● WHAT IS BEING ASKED
Lines containing "cycles": state how many there are in these entries, and write only that number.

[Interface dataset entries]
###
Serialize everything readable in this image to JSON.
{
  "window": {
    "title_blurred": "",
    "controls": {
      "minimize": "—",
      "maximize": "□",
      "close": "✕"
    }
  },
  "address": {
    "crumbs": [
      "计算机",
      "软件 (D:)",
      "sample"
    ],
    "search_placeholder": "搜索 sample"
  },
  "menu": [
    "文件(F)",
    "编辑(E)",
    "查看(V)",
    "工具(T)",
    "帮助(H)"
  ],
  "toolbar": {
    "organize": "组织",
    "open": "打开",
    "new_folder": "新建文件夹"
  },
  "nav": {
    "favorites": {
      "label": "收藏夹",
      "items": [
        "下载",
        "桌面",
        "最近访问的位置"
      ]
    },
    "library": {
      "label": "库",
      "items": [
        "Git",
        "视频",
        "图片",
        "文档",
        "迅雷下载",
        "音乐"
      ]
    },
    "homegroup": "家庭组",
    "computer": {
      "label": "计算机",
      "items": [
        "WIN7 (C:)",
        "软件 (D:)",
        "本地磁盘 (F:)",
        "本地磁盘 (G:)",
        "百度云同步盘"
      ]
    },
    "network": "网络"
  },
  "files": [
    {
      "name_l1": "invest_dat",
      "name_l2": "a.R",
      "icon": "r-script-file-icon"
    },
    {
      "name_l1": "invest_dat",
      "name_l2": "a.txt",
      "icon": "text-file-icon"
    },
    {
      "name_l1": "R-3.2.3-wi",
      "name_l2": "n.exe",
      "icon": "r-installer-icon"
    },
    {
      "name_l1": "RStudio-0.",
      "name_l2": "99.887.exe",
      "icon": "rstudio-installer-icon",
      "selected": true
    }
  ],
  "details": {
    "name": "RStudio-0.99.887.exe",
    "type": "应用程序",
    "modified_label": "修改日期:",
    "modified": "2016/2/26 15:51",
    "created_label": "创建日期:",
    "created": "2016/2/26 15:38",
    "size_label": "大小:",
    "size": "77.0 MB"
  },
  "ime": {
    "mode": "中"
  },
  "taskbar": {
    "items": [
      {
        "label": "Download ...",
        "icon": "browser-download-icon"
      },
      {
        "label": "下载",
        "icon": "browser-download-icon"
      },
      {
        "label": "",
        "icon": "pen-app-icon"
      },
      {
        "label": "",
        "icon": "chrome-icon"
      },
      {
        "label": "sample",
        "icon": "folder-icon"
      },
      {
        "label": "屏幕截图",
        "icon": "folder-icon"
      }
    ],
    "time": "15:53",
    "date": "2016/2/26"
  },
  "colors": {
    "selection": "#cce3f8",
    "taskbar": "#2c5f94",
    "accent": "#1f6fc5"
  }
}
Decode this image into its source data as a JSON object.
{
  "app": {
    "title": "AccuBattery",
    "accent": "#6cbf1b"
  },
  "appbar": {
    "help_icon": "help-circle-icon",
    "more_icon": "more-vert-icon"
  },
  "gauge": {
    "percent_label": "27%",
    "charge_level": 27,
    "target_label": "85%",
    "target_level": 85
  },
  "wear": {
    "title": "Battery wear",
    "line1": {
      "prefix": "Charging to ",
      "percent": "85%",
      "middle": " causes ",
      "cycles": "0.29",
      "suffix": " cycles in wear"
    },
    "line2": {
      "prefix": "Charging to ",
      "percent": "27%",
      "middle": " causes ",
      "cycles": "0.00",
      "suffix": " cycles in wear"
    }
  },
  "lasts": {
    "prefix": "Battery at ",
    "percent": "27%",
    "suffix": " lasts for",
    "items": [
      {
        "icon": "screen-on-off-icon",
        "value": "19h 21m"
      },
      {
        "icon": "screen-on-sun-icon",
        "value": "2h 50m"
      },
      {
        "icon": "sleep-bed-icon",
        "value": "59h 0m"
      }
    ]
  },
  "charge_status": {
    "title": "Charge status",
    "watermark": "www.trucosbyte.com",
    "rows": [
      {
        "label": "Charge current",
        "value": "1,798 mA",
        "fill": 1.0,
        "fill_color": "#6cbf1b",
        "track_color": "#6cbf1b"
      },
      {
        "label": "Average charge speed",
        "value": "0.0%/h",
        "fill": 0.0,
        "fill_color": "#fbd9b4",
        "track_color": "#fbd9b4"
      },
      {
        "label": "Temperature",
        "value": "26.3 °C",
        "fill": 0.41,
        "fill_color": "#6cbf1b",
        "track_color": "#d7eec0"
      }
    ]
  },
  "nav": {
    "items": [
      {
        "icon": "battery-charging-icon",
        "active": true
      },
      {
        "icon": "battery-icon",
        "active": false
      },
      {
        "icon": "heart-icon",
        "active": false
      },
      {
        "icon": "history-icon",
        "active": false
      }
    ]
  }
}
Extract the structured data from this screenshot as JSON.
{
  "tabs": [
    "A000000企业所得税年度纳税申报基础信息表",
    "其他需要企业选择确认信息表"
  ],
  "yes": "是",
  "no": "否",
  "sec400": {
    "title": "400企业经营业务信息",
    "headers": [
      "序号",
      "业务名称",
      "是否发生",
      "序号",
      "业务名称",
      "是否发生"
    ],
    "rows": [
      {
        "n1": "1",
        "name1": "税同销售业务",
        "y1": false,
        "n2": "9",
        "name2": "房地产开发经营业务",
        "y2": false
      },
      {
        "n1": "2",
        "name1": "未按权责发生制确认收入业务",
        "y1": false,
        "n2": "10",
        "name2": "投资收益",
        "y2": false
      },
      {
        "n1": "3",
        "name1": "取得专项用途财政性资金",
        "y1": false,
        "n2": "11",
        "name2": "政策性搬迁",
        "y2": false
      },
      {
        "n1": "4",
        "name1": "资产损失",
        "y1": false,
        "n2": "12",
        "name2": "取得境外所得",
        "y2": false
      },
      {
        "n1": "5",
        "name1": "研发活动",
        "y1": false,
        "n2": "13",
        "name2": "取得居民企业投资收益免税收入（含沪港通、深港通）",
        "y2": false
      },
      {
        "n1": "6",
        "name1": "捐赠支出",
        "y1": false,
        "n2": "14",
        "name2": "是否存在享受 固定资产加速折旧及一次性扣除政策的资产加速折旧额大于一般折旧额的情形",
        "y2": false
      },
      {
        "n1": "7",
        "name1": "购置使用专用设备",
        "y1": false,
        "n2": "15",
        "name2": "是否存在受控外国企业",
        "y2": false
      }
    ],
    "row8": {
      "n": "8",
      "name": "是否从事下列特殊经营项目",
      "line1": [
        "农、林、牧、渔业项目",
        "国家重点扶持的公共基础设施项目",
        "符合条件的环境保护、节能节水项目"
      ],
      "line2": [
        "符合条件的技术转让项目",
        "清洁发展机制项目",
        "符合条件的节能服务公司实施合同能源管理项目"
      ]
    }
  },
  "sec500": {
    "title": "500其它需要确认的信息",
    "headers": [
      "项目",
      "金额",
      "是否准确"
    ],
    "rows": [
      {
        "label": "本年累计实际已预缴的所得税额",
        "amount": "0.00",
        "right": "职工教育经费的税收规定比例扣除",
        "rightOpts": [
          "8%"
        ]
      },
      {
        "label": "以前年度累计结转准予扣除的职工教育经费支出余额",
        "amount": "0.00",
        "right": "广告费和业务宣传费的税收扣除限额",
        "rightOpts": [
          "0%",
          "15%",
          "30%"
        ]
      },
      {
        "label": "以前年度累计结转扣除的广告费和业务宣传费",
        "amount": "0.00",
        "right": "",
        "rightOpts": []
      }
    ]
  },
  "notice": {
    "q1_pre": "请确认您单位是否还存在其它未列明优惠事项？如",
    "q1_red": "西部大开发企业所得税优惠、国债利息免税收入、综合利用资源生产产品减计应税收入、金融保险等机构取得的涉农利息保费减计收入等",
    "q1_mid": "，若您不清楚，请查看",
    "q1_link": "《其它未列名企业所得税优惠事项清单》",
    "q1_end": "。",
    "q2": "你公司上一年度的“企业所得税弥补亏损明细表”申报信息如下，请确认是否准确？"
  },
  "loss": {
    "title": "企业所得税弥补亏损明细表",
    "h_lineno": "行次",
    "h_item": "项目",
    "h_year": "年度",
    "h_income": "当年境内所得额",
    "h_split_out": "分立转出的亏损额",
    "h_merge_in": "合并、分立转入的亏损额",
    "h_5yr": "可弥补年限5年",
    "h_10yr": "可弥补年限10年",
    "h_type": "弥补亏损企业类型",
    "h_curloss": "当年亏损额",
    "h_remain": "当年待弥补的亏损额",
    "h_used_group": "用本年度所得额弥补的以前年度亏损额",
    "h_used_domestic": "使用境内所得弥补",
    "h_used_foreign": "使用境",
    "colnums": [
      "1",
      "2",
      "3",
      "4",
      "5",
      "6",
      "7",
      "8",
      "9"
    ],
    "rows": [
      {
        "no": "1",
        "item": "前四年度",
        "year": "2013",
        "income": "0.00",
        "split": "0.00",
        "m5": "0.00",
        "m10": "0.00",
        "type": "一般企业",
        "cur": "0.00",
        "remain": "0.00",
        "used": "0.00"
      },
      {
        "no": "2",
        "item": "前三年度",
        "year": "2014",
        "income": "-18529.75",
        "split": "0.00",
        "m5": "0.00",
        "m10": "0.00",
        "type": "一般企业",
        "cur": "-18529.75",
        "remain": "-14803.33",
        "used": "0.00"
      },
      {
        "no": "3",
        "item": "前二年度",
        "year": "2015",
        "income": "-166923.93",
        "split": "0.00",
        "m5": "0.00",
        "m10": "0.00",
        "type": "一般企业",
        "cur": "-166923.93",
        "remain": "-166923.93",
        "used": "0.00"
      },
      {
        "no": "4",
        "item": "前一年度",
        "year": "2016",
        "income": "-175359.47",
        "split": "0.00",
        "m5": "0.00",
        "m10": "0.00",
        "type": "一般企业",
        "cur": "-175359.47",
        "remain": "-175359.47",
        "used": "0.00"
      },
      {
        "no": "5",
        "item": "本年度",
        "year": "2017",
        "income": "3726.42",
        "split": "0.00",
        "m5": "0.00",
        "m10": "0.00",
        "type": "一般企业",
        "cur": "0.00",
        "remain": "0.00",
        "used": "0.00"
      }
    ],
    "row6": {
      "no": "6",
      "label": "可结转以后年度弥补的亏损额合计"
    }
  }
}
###
● RESULT OF THIS TASK
4